Following up from the considered, groovy industrial sound of his last LP Erode, Colin Cameron Allrich returns with an expanded version of the Cause/Effect EP that was first released earlier this year. Allrich’s approach has always been an interesting one; by focusing intently on grooves, mid-tempo rhythms, and his own vocals, the material can occupy electronic and rock spaces with equal aplomb. That means that a largely electronic track like opener “Light in the Dark” whose skittering breakbeats and huge synth parts can sit alongside a more traditional number like “Over”, where traditional rock instrumentation is the more dominant flavour. “Rumination (Extended)” makes a strong case for both styles, establishing a crispy bass groove early and then arranging breaks, pulsing synths and guitars around it with an enormous climactic breakdown and return as the payoff. The production is as always a strong aspect of the sound, with deeply considered choices in design and mixing that imbue even a more chill number like the ambient “Infinite” with some busy layers of sound to occupy the ear. The collection’s remixes don’t necessarily add a huge amount of value to the package (with the exception of the Relic edit of “A New Sin”, which deals in a very different, and sinister set of sounds and ideas than the original) as the take is rarely a patch on the original versions as presented. Still, it’s a strong release from an artist who has been making a case for his own brand of studiocraft in the world of industrial rock.

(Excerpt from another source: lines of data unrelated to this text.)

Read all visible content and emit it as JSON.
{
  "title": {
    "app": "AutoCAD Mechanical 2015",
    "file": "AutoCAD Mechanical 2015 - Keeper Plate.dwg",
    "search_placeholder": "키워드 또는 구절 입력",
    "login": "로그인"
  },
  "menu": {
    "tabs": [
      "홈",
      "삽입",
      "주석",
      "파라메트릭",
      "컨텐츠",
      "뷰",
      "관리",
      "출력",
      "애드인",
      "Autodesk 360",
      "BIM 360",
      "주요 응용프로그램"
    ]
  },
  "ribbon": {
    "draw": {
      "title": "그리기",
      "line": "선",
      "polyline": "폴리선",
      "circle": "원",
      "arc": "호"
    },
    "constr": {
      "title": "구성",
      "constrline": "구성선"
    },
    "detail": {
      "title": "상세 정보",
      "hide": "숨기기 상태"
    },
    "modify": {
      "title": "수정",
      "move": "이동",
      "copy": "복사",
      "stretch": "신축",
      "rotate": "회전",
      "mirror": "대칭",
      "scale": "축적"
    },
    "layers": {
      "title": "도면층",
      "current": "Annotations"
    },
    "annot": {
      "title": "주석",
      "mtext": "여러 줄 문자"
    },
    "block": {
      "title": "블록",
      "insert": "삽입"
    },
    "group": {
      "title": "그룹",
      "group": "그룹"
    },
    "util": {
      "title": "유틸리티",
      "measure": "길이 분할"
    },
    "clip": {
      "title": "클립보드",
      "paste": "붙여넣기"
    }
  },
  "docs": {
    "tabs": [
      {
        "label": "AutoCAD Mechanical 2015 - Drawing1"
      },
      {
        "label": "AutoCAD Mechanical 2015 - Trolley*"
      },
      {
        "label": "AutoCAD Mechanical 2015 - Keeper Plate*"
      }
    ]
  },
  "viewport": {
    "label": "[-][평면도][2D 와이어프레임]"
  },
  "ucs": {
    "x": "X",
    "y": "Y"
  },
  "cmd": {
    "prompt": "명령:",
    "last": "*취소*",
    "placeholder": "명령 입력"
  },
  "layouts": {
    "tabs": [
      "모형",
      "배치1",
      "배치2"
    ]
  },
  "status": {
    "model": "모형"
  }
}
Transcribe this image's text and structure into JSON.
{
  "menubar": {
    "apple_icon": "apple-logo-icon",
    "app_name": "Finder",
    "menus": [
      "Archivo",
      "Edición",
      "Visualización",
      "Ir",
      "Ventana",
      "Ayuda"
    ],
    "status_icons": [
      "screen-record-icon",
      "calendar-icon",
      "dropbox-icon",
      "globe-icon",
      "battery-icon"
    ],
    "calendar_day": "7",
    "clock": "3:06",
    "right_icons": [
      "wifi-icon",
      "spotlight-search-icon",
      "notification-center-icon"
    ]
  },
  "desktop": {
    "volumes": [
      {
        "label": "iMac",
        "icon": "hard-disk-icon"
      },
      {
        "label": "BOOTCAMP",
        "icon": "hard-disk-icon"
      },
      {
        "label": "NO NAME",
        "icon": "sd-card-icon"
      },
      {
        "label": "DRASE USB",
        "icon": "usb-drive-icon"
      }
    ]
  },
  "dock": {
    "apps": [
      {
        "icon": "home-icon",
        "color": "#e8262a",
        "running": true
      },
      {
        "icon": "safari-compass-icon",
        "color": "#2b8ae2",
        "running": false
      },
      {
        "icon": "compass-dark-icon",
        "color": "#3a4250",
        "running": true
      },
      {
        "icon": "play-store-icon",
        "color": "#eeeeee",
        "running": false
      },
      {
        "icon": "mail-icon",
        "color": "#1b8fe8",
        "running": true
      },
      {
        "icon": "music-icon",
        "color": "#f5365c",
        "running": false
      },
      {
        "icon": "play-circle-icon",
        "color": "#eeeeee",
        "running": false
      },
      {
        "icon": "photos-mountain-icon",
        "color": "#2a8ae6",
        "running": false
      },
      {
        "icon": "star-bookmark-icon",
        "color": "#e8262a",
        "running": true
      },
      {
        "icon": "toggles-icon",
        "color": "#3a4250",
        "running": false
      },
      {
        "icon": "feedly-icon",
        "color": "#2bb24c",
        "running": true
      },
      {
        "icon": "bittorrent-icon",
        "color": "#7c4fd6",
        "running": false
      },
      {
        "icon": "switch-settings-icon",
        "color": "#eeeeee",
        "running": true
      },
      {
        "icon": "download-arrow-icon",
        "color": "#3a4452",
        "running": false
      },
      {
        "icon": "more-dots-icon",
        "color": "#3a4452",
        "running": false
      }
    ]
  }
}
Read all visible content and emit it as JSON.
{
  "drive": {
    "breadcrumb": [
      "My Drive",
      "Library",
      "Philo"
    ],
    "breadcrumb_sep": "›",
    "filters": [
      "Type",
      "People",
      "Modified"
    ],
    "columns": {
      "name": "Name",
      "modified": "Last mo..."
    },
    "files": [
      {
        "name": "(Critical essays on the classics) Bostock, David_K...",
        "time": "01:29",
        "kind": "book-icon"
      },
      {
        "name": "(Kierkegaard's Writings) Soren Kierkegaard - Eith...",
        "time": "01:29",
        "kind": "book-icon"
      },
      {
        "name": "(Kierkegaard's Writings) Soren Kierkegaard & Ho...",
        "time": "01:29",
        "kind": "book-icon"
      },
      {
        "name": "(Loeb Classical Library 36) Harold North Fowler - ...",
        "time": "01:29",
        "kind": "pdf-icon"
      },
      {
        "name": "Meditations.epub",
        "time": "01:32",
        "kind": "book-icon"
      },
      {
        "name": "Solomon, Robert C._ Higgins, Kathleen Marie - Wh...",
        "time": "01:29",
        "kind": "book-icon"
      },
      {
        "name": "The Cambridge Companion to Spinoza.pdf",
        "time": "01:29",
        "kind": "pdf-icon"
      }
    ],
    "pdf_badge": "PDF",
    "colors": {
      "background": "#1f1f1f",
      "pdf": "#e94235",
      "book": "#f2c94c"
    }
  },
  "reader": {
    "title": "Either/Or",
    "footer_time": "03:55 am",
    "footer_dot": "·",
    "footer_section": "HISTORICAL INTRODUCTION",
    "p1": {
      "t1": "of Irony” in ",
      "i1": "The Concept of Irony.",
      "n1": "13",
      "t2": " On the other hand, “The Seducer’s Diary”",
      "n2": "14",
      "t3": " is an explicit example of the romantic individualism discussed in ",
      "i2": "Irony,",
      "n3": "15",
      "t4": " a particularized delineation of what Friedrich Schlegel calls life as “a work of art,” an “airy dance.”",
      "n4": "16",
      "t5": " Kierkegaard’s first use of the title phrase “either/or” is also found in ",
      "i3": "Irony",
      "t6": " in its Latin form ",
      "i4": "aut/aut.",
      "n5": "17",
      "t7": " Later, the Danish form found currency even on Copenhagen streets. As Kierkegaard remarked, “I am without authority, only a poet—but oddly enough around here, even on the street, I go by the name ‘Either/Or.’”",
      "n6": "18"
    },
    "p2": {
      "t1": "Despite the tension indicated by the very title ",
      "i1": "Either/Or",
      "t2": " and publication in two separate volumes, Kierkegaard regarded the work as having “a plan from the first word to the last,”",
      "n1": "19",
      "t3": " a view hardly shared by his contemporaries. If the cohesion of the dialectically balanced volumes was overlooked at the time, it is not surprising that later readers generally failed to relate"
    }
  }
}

Dead King’s Dream
The art which adorns the debut of the puzzlingly monikered Pod Cast project creates the presumption of dungeon synth of an especially committed (die) cast. While Dead King’s Dream is nothing if not an homage to classic tabletop RPGs, the campaign this four PC party embarks upon, guided by a DM narrator, isn’t limited to the stygian crypts that genre attempts to evoke. Instead, Pod Cast roam through castles, taverns, and verdant countrysides in search of adventure and riches, and the music corresponds. Rich plucked strings and wheezing accordions connote the tasks and perils relayed by the DM (complete with specific dice roll demands). The end result has far more in common with neoclassical and early music traditions than lo-fi dungeon synth. The glitching added to the earthy textures of the instrumentation perhaps brings Matmos’ epoch-jamming The Civil War to mind, while the ponderous and sober meditative chimes which often carry simple melodies aloft recalls Ulver’s ambitious William Blake concept record. Were one to look at Dead King’s Dream‘s credits the reasons for these parallels might become clear – members of Burial Hex and Wyrding make up our band of heroes – but it’s more fun to think of the record as the product of the PCs themselves: witch doctor, thief, illusionist, barbarian. We’ve spent many hours planning out the perfect soundtrack to all-night RPG seshes, but it’s an audacious and refreshing thing to record the campaign itself.